(Web page and app entries)
»»

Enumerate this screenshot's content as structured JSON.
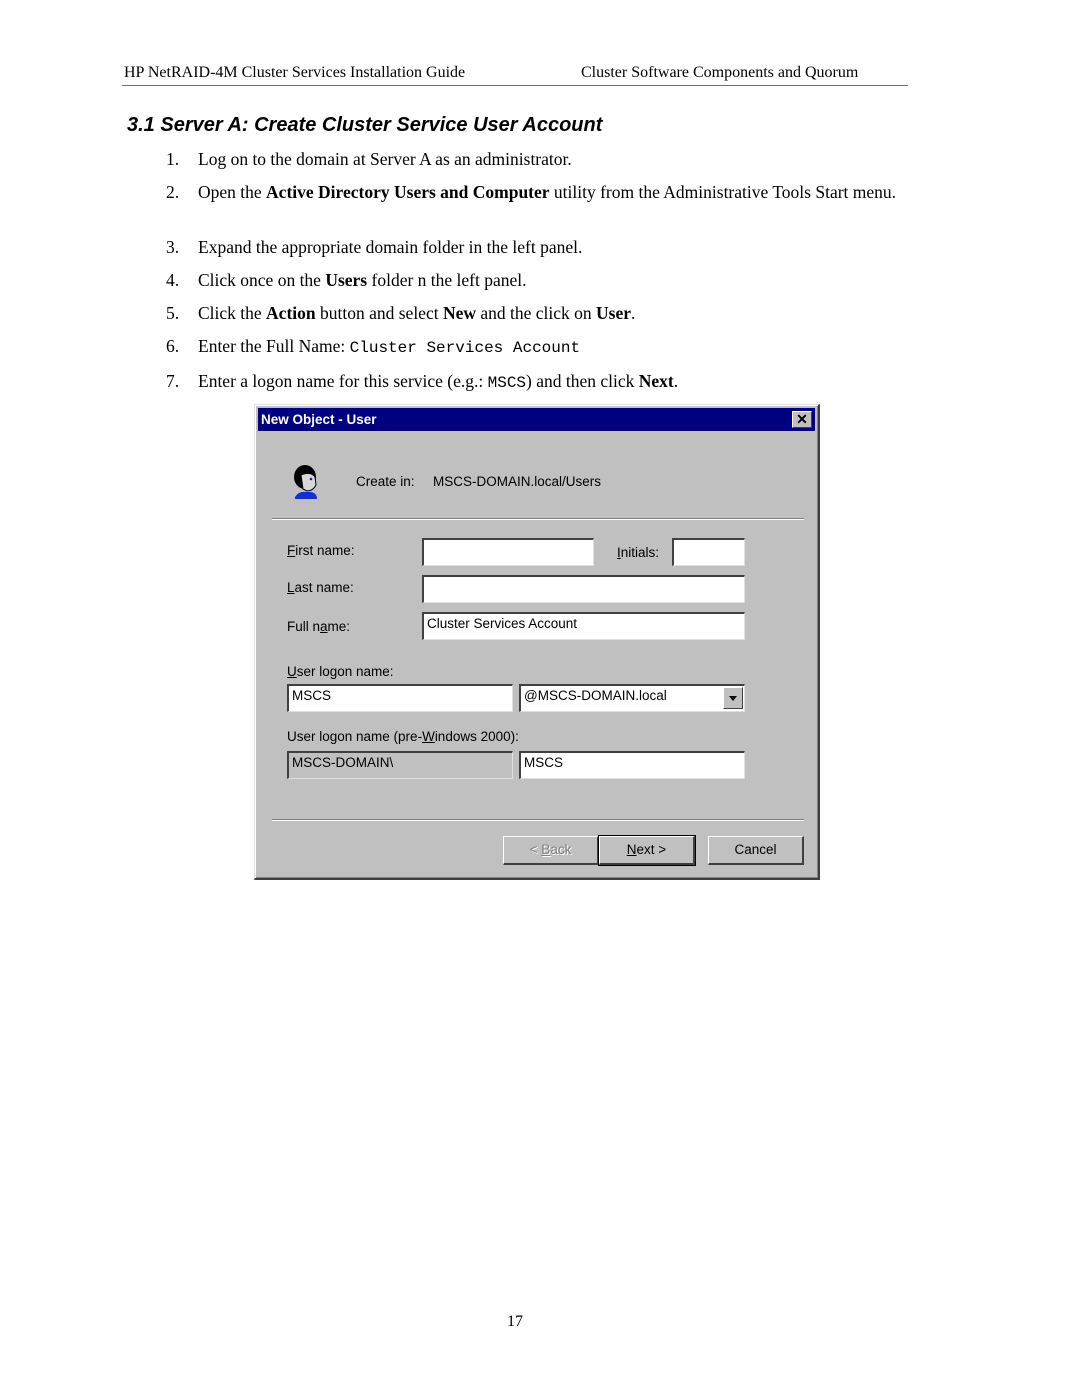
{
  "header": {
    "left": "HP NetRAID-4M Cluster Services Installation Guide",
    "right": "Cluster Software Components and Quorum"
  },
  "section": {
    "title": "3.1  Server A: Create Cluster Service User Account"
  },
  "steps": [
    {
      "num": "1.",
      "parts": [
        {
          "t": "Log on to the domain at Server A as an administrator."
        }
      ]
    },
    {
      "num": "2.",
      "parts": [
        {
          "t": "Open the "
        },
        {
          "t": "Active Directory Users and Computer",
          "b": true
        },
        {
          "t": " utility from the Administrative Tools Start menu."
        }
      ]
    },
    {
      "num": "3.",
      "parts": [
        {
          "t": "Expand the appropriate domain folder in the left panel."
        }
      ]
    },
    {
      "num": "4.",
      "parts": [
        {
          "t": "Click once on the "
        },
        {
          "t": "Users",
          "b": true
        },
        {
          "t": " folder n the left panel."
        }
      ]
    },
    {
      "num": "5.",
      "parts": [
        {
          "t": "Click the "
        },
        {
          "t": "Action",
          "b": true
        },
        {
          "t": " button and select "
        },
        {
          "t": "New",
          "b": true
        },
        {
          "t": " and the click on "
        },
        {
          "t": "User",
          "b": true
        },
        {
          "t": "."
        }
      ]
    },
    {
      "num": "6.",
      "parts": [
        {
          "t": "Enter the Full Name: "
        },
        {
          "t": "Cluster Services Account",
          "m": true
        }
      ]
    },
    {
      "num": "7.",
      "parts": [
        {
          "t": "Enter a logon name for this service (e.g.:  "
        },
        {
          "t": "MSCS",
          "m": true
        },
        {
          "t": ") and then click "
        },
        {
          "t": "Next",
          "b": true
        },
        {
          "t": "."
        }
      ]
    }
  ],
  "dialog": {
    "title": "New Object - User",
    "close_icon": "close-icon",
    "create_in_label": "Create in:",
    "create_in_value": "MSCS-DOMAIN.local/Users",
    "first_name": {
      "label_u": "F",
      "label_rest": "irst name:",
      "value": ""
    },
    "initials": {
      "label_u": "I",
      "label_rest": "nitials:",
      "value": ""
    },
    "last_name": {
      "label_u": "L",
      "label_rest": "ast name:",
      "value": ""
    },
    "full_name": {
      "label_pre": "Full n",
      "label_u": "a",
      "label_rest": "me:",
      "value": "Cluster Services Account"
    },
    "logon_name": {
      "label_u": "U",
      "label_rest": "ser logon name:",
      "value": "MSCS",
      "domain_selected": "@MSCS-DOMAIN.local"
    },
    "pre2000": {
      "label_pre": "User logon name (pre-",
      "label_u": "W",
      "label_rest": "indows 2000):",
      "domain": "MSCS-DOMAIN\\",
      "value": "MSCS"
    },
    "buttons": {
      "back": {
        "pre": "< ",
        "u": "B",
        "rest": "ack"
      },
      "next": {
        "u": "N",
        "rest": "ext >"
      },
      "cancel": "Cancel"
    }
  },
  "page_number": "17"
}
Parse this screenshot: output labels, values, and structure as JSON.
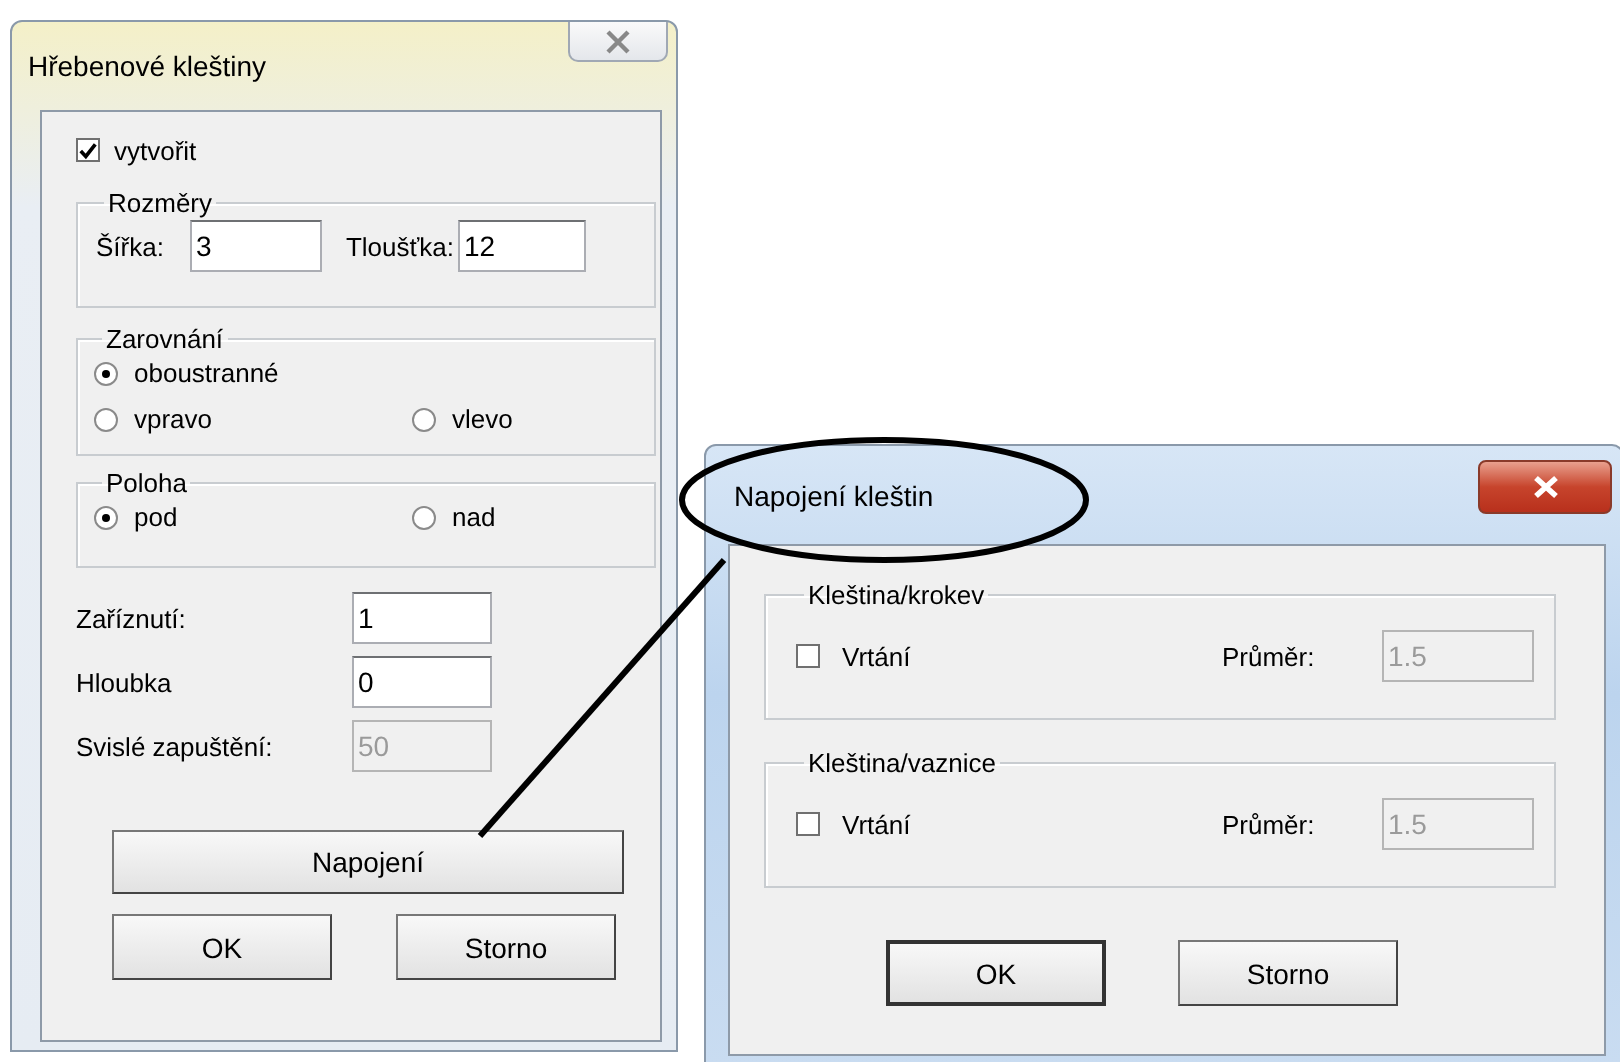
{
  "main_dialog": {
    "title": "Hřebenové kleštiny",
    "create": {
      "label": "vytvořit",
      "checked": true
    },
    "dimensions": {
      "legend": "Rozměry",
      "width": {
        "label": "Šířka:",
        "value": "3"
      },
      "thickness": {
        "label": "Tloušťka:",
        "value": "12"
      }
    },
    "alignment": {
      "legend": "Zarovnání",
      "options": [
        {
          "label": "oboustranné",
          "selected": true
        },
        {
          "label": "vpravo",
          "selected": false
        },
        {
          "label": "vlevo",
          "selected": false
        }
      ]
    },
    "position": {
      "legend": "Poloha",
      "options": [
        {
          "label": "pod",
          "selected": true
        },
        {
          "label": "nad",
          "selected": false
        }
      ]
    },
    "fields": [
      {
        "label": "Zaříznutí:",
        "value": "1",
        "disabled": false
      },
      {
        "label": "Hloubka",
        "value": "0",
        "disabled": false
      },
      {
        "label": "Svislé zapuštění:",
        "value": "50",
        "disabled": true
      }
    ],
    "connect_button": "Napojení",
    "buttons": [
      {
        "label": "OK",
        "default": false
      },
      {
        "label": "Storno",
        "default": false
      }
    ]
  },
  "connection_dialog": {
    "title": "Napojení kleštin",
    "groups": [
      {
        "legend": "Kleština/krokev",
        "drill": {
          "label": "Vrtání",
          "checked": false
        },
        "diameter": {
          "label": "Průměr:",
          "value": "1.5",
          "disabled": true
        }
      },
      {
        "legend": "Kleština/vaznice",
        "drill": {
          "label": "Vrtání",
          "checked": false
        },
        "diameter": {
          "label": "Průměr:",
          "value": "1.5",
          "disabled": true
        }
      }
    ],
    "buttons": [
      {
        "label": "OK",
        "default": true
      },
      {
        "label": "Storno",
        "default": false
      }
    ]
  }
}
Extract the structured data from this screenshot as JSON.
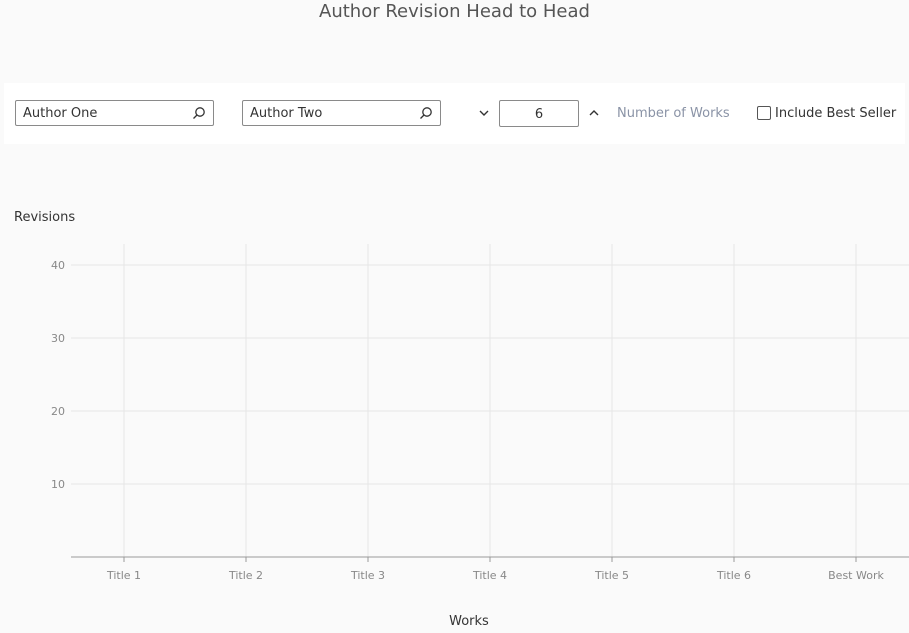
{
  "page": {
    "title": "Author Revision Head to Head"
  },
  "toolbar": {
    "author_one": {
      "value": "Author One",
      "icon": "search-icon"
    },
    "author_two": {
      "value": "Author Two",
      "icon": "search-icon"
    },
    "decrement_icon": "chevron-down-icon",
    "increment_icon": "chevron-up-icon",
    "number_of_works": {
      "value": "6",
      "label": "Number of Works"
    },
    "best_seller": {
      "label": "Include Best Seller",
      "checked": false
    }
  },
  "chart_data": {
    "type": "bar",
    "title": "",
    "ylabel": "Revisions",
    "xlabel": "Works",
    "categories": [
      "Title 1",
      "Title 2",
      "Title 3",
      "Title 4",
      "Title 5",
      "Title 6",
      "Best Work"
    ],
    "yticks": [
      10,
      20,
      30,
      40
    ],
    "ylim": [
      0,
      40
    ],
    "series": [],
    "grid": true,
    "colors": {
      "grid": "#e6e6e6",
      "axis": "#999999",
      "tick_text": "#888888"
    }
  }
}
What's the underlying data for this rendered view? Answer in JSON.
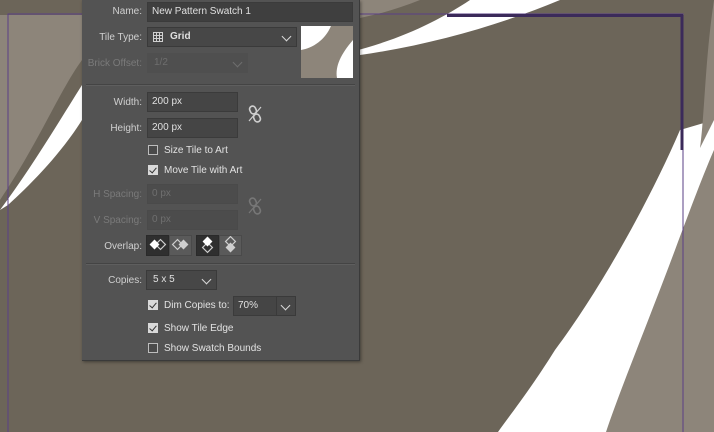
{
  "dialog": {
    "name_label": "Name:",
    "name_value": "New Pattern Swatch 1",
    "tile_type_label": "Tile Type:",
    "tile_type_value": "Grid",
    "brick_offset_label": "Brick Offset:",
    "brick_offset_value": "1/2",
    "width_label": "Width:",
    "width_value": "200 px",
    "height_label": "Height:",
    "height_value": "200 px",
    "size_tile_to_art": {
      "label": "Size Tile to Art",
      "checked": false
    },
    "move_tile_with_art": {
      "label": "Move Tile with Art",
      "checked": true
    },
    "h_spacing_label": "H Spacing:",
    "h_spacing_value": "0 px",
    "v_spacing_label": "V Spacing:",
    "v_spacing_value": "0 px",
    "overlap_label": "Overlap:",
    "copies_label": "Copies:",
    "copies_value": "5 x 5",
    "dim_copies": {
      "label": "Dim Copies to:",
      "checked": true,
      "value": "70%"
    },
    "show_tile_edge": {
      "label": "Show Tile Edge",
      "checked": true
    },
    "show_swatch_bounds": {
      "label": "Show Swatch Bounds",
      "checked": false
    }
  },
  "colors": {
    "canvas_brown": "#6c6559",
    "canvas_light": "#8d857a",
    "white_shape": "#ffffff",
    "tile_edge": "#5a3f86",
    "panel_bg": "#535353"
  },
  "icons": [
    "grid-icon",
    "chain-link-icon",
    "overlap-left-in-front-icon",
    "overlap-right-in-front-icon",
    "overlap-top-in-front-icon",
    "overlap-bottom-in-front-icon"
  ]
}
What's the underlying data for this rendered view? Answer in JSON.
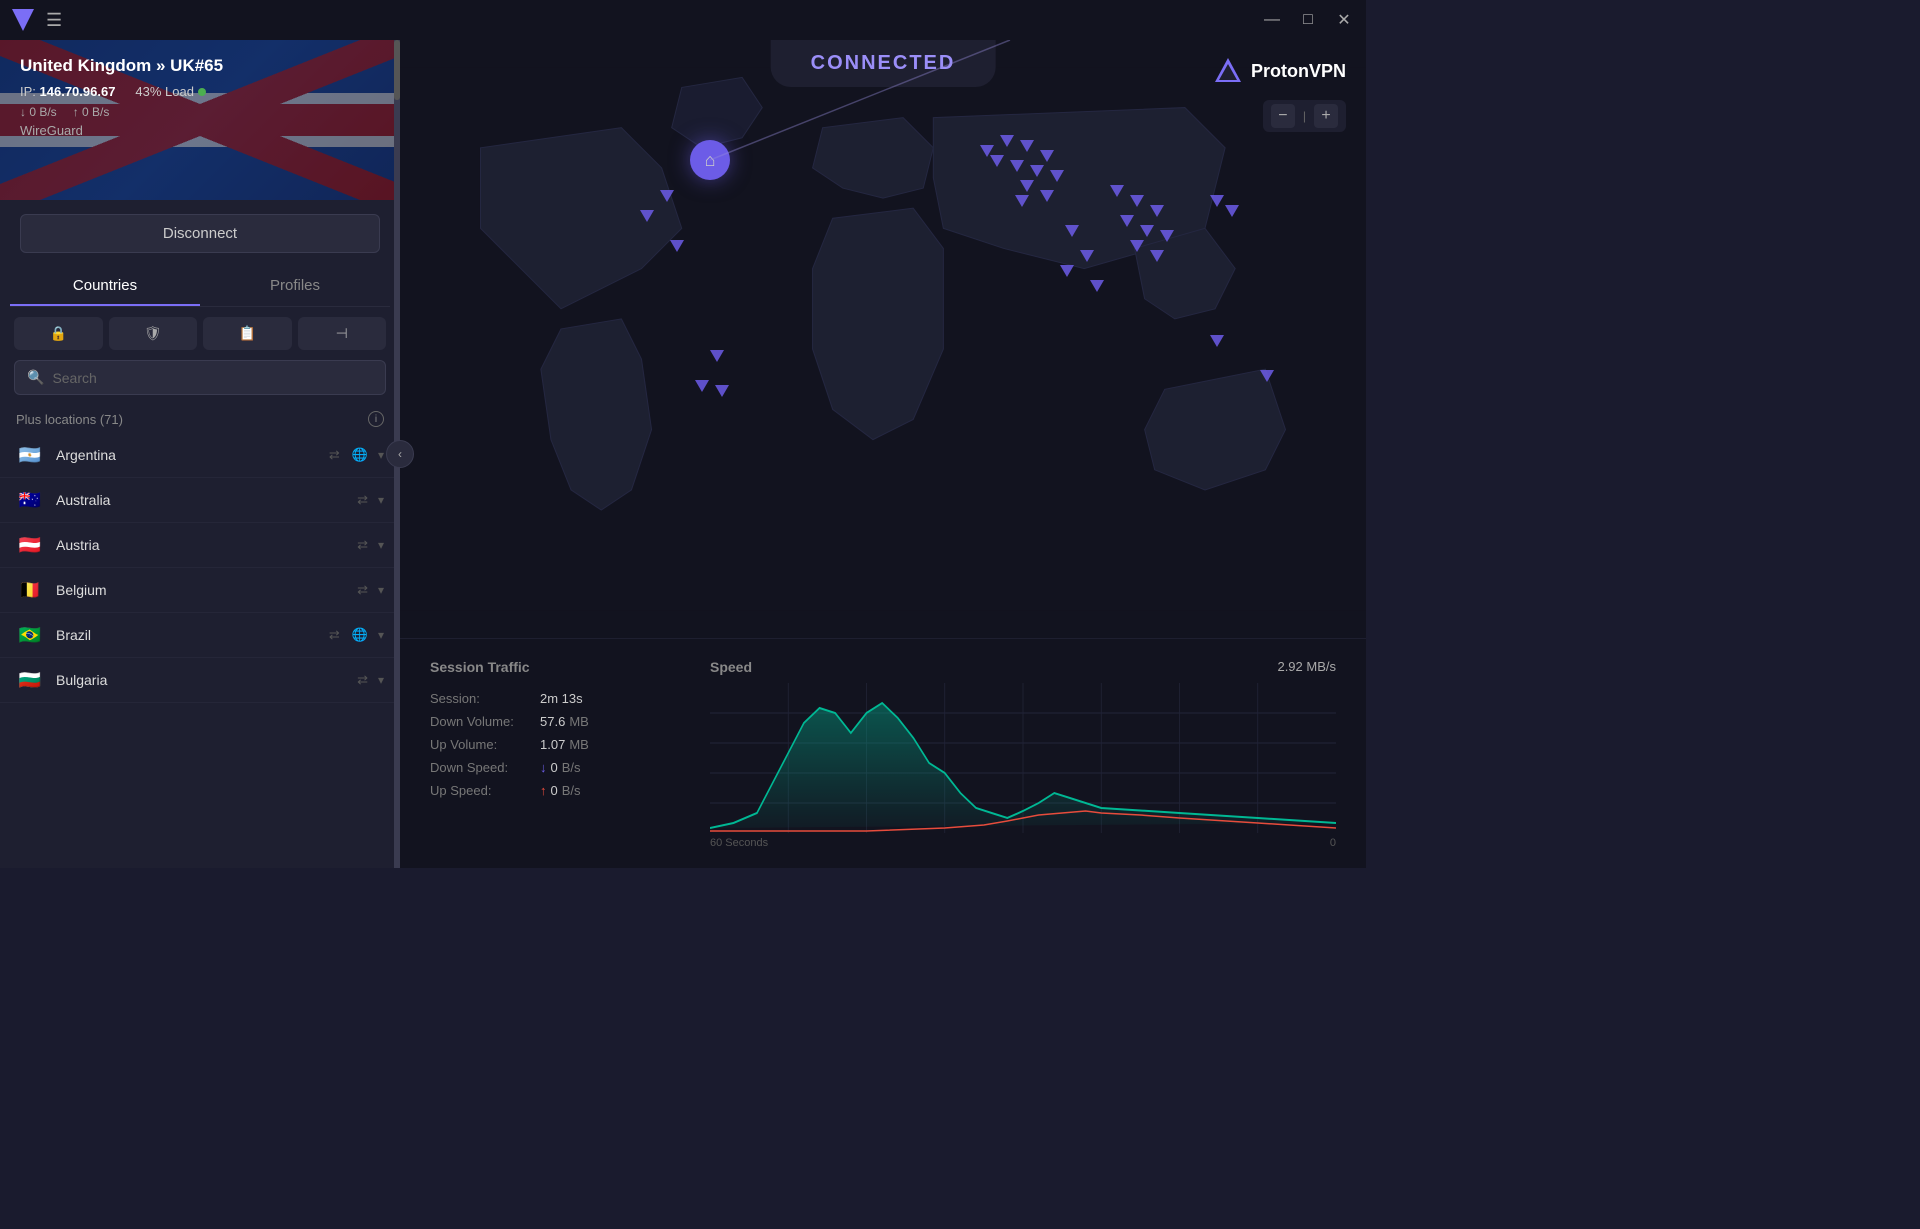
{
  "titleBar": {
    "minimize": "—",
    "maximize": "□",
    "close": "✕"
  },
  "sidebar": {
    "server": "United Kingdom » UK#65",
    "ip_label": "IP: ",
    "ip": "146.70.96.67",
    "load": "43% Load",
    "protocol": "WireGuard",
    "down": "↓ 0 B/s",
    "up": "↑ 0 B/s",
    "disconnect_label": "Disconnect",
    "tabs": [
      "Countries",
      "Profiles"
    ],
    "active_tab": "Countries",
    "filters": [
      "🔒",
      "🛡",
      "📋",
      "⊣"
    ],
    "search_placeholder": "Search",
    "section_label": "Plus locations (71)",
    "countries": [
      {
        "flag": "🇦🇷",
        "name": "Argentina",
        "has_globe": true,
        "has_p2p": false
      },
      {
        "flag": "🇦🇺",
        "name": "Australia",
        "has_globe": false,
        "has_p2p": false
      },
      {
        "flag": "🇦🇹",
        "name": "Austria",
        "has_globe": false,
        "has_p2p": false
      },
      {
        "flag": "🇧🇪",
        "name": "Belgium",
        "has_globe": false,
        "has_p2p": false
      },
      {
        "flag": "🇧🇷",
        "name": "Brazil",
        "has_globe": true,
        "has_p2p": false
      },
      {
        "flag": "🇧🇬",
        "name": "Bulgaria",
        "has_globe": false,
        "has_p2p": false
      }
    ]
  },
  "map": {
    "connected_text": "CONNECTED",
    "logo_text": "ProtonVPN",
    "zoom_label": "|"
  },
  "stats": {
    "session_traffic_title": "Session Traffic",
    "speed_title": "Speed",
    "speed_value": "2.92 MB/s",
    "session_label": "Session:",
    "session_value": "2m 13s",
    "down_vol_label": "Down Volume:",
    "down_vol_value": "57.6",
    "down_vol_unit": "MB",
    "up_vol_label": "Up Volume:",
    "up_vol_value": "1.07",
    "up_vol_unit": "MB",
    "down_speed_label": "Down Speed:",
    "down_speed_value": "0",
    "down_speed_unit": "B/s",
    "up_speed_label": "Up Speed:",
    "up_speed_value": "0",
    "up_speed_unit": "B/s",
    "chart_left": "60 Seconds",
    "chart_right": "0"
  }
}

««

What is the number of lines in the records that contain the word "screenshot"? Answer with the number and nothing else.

3